Study objectives:To assess the meanings ascribed by patients to qualitative expressions of probability commonly used in medical care and to determine patient preferences for obtaining information when communicating with their physicians about medical risk numerically and/or qualitatively.
Design:Cross-sectional survey of consecutive patients.
Setting:A university-based Department of Veterans Affairs medical center.
Participants:133 patients sequentially seen in a general medicine clinic.
Measurements and results:Subjects were given a randomly ordered list of 12 common terms, each a qualitative expression of probability. They were asked to indicate what they understood to be the numerical meaning of each word. The patients’ probability estimates were found to comprise two groups of five terms each, with high intercorrelations among the probabilities assigned to the terms in each group. Mean probabilities assigned to terms in the first group all were greater than 60%, and mean probabilities assigned to terms in the second group all were below 50%. When asked whether they wanted chance information to be provided in numerical or qualitative terms, 32% reported that they wanted it only numerically; 35.3% wanted it only qualitatively; 21.8% wanted the information either way; and 8.3% wanted the information both ways.
Conclusions:The numerical meanings that patients ascribe to probability terms fall into identifiable patterns.
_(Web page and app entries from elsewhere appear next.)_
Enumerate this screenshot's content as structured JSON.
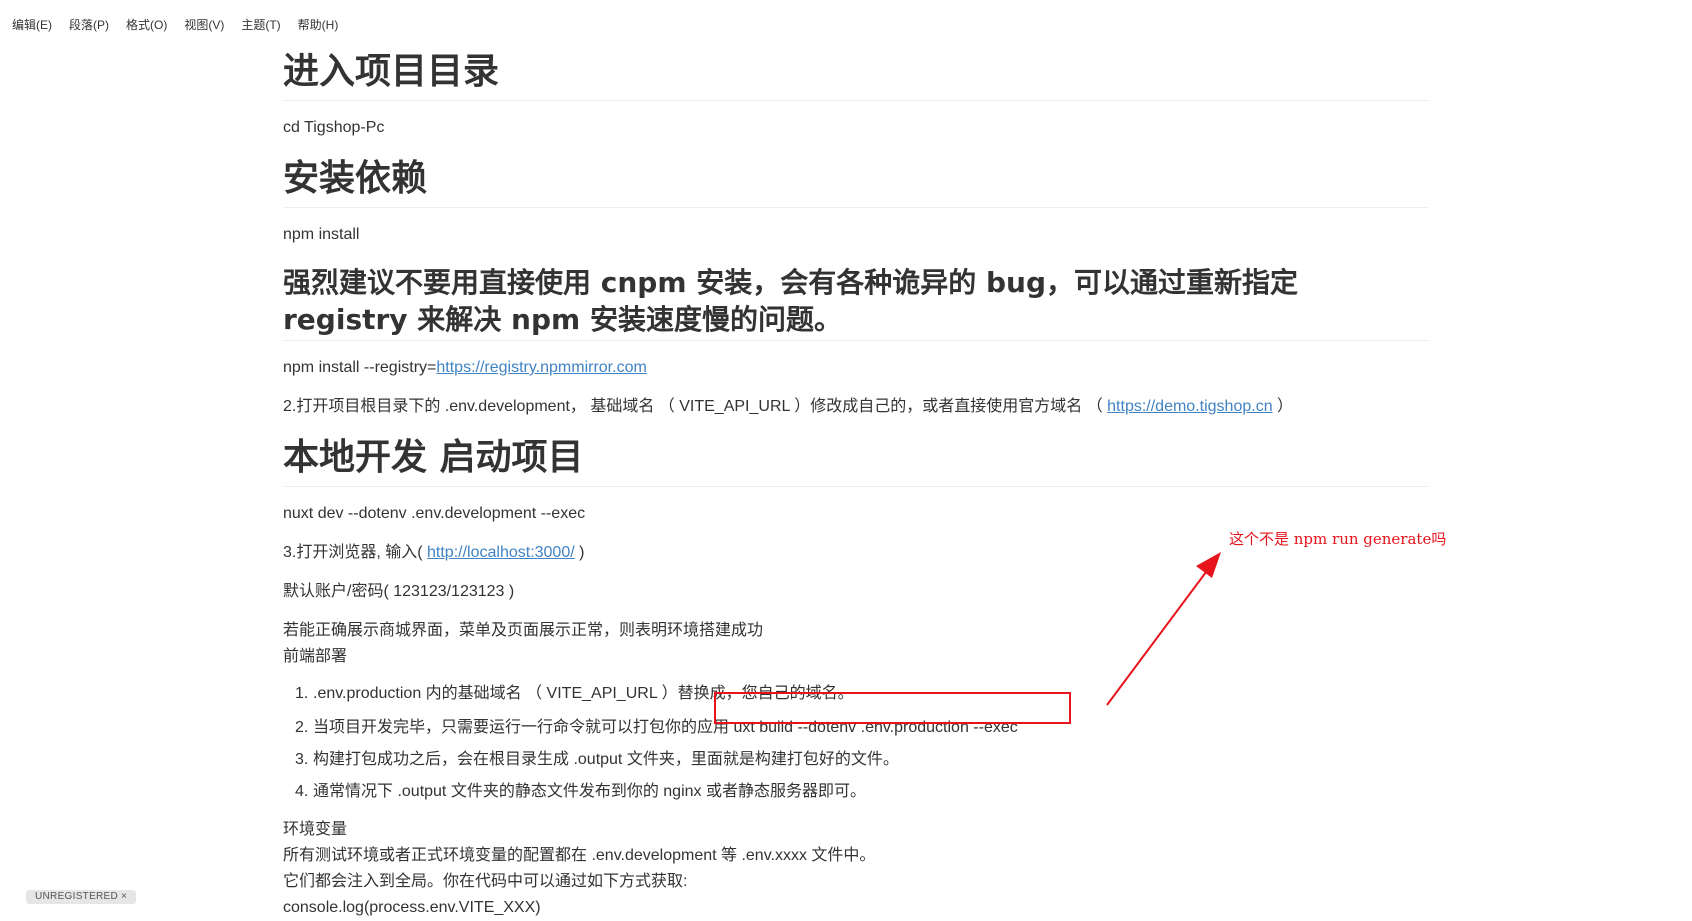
{
  "menu": {
    "items": [
      "编辑(E)",
      "段落(P)",
      "格式(O)",
      "视图(V)",
      "主题(T)",
      "帮助(H)"
    ]
  },
  "doc": {
    "h1_enter": "进入项目目录",
    "p_cd": "cd Tigshop-Pc",
    "h1_install": "安装依赖",
    "p_npm": "npm install",
    "h2_recommend": "强烈建议不要用直接使用 cnpm 安装，会有各种诡异的 bug，可以通过重新指定 registry 来解决 npm 安装速度慢的问题。",
    "p_registry_prefix": "npm install --registry=",
    "p_registry_link": "https://registry.npmmirror.com",
    "p_env_prefix": "2.打开项目根目录下的 .env.development， 基础域名 （ VITE_API_URL ）修改成自己的，或者直接使用官方域名 （ ",
    "p_env_link": "https://demo.tigshop.cn",
    "p_env_suffix": " ）",
    "h1_dev": "本地开发 启动项目",
    "p_nuxt": "nuxt dev --dotenv .env.development --exec",
    "p_browser_prefix": "3.打开浏览器, 输入( ",
    "p_browser_link": "http://localhost:3000/",
    "p_browser_suffix": " )",
    "p_account": "默认账户/密码( 123123/123123 )",
    "p_success": "若能正确展示商城界面，菜单及页面展示正常，则表明环境搭建成功",
    "p_frontend": "前端部署",
    "list": [
      {
        "num": "1.",
        "text": ".env.production 内的基础域名 （ VITE_API_URL ）替换成，您自己的域名。"
      },
      {
        "num": "2.",
        "text": "当项目开发完毕，只需要运行一行命令就可以打包你的应用 uxt build --dotenv .env.production --exec"
      },
      {
        "num": "3.",
        "text": "构建打包成功之后，会在根目录生成 .output 文件夹，里面就是构建打包好的文件。"
      },
      {
        "num": "4.",
        "text": "通常情况下 .output 文件夹的静态文件发布到你的 nginx 或者静态服务器即可。"
      }
    ],
    "p_envvar": "环境变量",
    "p_envvar_desc": "所有测试环境或者正式环境变量的配置都在 .env.development 等 .env.xxxx 文件中。",
    "p_inject": "它们都会注入到全局。你在代码中可以通过如下方式获取:",
    "p_console": "console.log(process.env.VITE_XXX)"
  },
  "annotation": {
    "text": "这个不是 npm run generate吗",
    "color": "#e8141c"
  },
  "status": {
    "badge": "UNREGISTERED ×"
  },
  "colors": {
    "link": "#4183c4",
    "text": "#333333",
    "annotation": "#e8141c"
  }
}
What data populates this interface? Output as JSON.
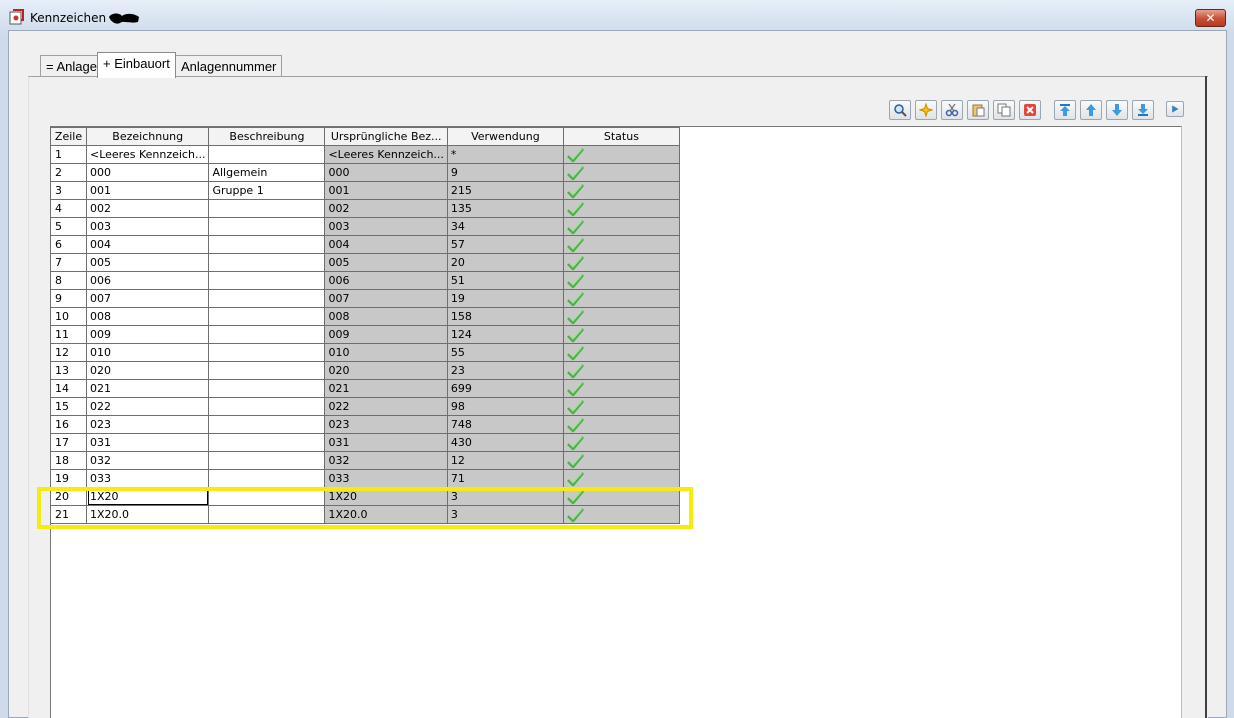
{
  "window": {
    "title": "Kennzeichen -",
    "icon": "app-icon",
    "close_label": "✕"
  },
  "tabs": [
    {
      "label": "= Anlage",
      "active": false
    },
    {
      "label": "+ Einbauort",
      "active": true
    },
    {
      "label": "Anlagennummer",
      "active": false
    }
  ],
  "toolbar": {
    "buttons": [
      {
        "icon": "search-icon"
      },
      {
        "icon": "new-icon"
      },
      {
        "icon": "cut-icon"
      },
      {
        "icon": "paste-icon"
      },
      {
        "icon": "copy-icon"
      },
      {
        "icon": "delete-icon"
      },
      {
        "icon": "move-top-icon"
      },
      {
        "icon": "move-up-icon"
      },
      {
        "icon": "move-down-icon"
      },
      {
        "icon": "move-bottom-icon"
      },
      {
        "icon": "play-icon"
      }
    ]
  },
  "grid": {
    "columns": [
      "Zeile",
      "Bezeichnung",
      "Beschreibung",
      "Ursprüngliche Bez...",
      "Verwendung",
      "Status"
    ],
    "rows": [
      {
        "zeile": "1",
        "bezeichnung": "<Leeres Kennzeich...",
        "beschreibung": "",
        "urspruenglich": "<Leeres Kennzeich...",
        "verwendung": "*",
        "status": "ok"
      },
      {
        "zeile": "2",
        "bezeichnung": "000",
        "beschreibung": "Allgemein",
        "urspruenglich": "000",
        "verwendung": "9",
        "status": "ok"
      },
      {
        "zeile": "3",
        "bezeichnung": "001",
        "beschreibung": "Gruppe 1",
        "urspruenglich": "001",
        "verwendung": "215",
        "status": "ok"
      },
      {
        "zeile": "4",
        "bezeichnung": "002",
        "beschreibung": "",
        "urspruenglich": "002",
        "verwendung": "135",
        "status": "ok"
      },
      {
        "zeile": "5",
        "bezeichnung": "003",
        "beschreibung": "",
        "urspruenglich": "003",
        "verwendung": "34",
        "status": "ok"
      },
      {
        "zeile": "6",
        "bezeichnung": "004",
        "beschreibung": "",
        "urspruenglich": "004",
        "verwendung": "57",
        "status": "ok"
      },
      {
        "zeile": "7",
        "bezeichnung": "005",
        "beschreibung": "",
        "urspruenglich": "005",
        "verwendung": "20",
        "status": "ok"
      },
      {
        "zeile": "8",
        "bezeichnung": "006",
        "beschreibung": "",
        "urspruenglich": "006",
        "verwendung": "51",
        "status": "ok"
      },
      {
        "zeile": "9",
        "bezeichnung": "007",
        "beschreibung": "",
        "urspruenglich": "007",
        "verwendung": "19",
        "status": "ok"
      },
      {
        "zeile": "10",
        "bezeichnung": "008",
        "beschreibung": "",
        "urspruenglich": "008",
        "verwendung": "158",
        "status": "ok"
      },
      {
        "zeile": "11",
        "bezeichnung": "009",
        "beschreibung": "",
        "urspruenglich": "009",
        "verwendung": "124",
        "status": "ok"
      },
      {
        "zeile": "12",
        "bezeichnung": "010",
        "beschreibung": "",
        "urspruenglich": "010",
        "verwendung": "55",
        "status": "ok"
      },
      {
        "zeile": "13",
        "bezeichnung": "020",
        "beschreibung": "",
        "urspruenglich": "020",
        "verwendung": "23",
        "status": "ok"
      },
      {
        "zeile": "14",
        "bezeichnung": "021",
        "beschreibung": "",
        "urspruenglich": "021",
        "verwendung": "699",
        "status": "ok"
      },
      {
        "zeile": "15",
        "bezeichnung": "022",
        "beschreibung": "",
        "urspruenglich": "022",
        "verwendung": "98",
        "status": "ok"
      },
      {
        "zeile": "16",
        "bezeichnung": "023",
        "beschreibung": "",
        "urspruenglich": "023",
        "verwendung": "748",
        "status": "ok"
      },
      {
        "zeile": "17",
        "bezeichnung": "031",
        "beschreibung": "",
        "urspruenglich": "031",
        "verwendung": "430",
        "status": "ok"
      },
      {
        "zeile": "18",
        "bezeichnung": "032",
        "beschreibung": "",
        "urspruenglich": "032",
        "verwendung": "12",
        "status": "ok"
      },
      {
        "zeile": "19",
        "bezeichnung": "033",
        "beschreibung": "",
        "urspruenglich": "033",
        "verwendung": "71",
        "status": "ok"
      },
      {
        "zeile": "20",
        "bezeichnung": "1X20",
        "beschreibung": "",
        "urspruenglich": "1X20",
        "verwendung": "3",
        "status": "ok"
      },
      {
        "zeile": "21",
        "bezeichnung": "1X20.0",
        "beschreibung": "",
        "urspruenglich": "1X20.0",
        "verwendung": "3",
        "status": "ok"
      }
    ],
    "status_icon": "checkmark-icon",
    "status_color": "#4caf50"
  },
  "highlight": {
    "rows": [
      "20",
      "21"
    ],
    "color": "#f5ec0d"
  }
}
While patients vary in the actual values they assign to terms, the relative meanings of terms show consistent trends.
advance directivesinformed consentmedical decision makingmedical ethicspatient preferencesprobabilitysummary dataphysician-patient communication